The Central Bank of Turkey on Thursday raised its main interest rate by 200 basis points, for the first time in two years, to support the Turkish lira, which is breaking record lower.

The main interest rate was raised to 10.25% from 8.25%, a move welcomed by the markets with an immediate rebound in the Turkish lira against the dollar after reaching an all-time low in the morning at 7.71 pounds against the greenback.

“A massive surprise, but positive,” commented Timothy Ash, analyst at BlueBay Asset Management.

The markets indeed expected the main rate to be maintained at its current level in the face of the institution’s reluctance to order increases due to President Recep Tayyip Erdogan’s opposition in principle to such a measure.

According to the Capital Economics Institute, the decision should “help restore the damaged credibility” of the Central Bank of Turkey.

The main interest rate had reached an unprecedented level of 24% in September 2018 when the Central Bank decided to raise it by 625 basis points in an attempt to stem the tumble of the Turkish lira and record inflation.

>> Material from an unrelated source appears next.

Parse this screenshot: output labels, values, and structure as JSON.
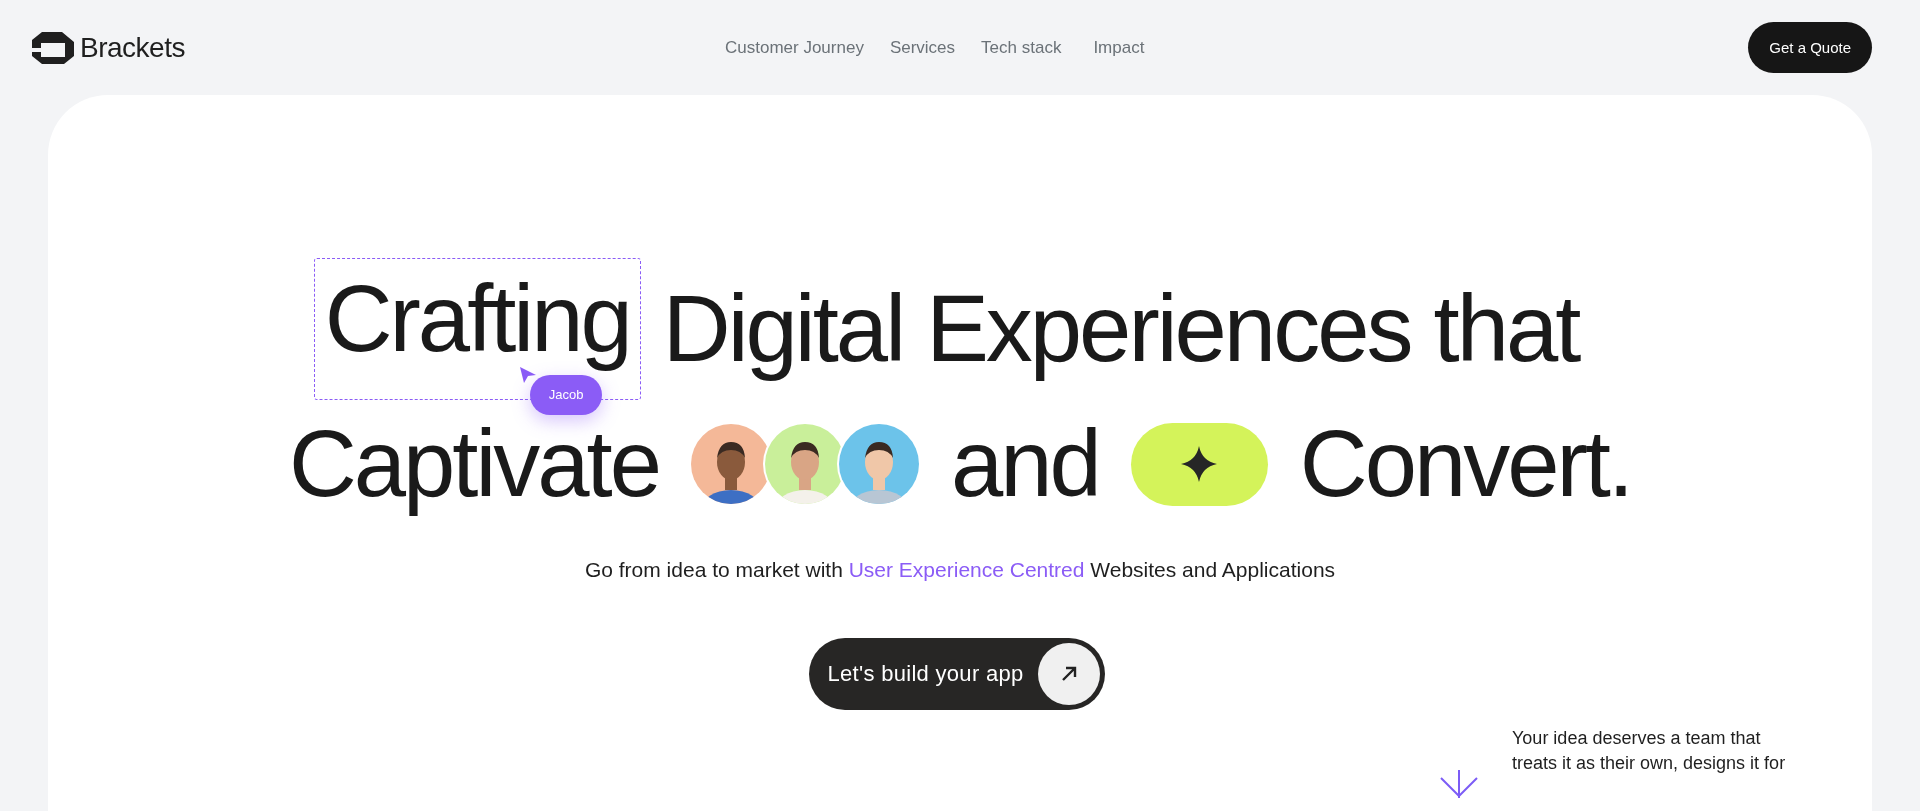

It has since been brought back below 10% thanks to a series of cuts decided by the Central Bank, encouraged to act in this way by President Recep Tayyip Erdogan who continues to hammer out his opposition to interest rates high.

Turkey, like many other countries, had kept interest rates low in recent months despite the fall of its currency in an attempt to support the growth of its economy hit hard by the Covid-19 epidemic.

– Reserves “almost exhausted” –

In a statement, the Central Bank explained its decision to raise rates by a desire to “restore the process of disinflation and support price stability”.

Turkey’s ambition is to bring inflation, which reached 11.77% in August, below 10% at the end of the year, a difficult objective to achieve if the local currency continues to fall.

Mr. Erdogan had tried to reassure the markets at the beginning of August when the Turkish free market had been in full free fall for several months already, but had not succeeded in permanently halting this downward cycle.

“I am convinced that the Turkish lira will stabilize. These things are temporary, variations occur all the time,” he said on August 7th.

Besides fueling inflation, the weakening pound is adding to the already crushing burden of foreign-denominated debt that weighs on many Turkish companies.

Moody’s rating agency said on Monday that Turkey’s foreign exchange reserves were “at their lowest level in 20 years.”

The institution downgraded Turkey’s credit rating to the speculative (“junk”) category of B2, to the same level as countries like Bolivia and Egypt.

“The government has almost exhausted the reserves that would allow it to avoid a possible balance of payments crisis,” she warned.

The Turkish head of state says he is convinced that high interest rates cause inflation instead of slowing it down.

For him, high rates are “the mother and father of all evil”.

According to experts, the Central Bank of Turkey should do even more to save the Turkish lira and claim political independence.

“They have not yet ruled out any risk,” said Ash. “But they gave each other a chance to fight.”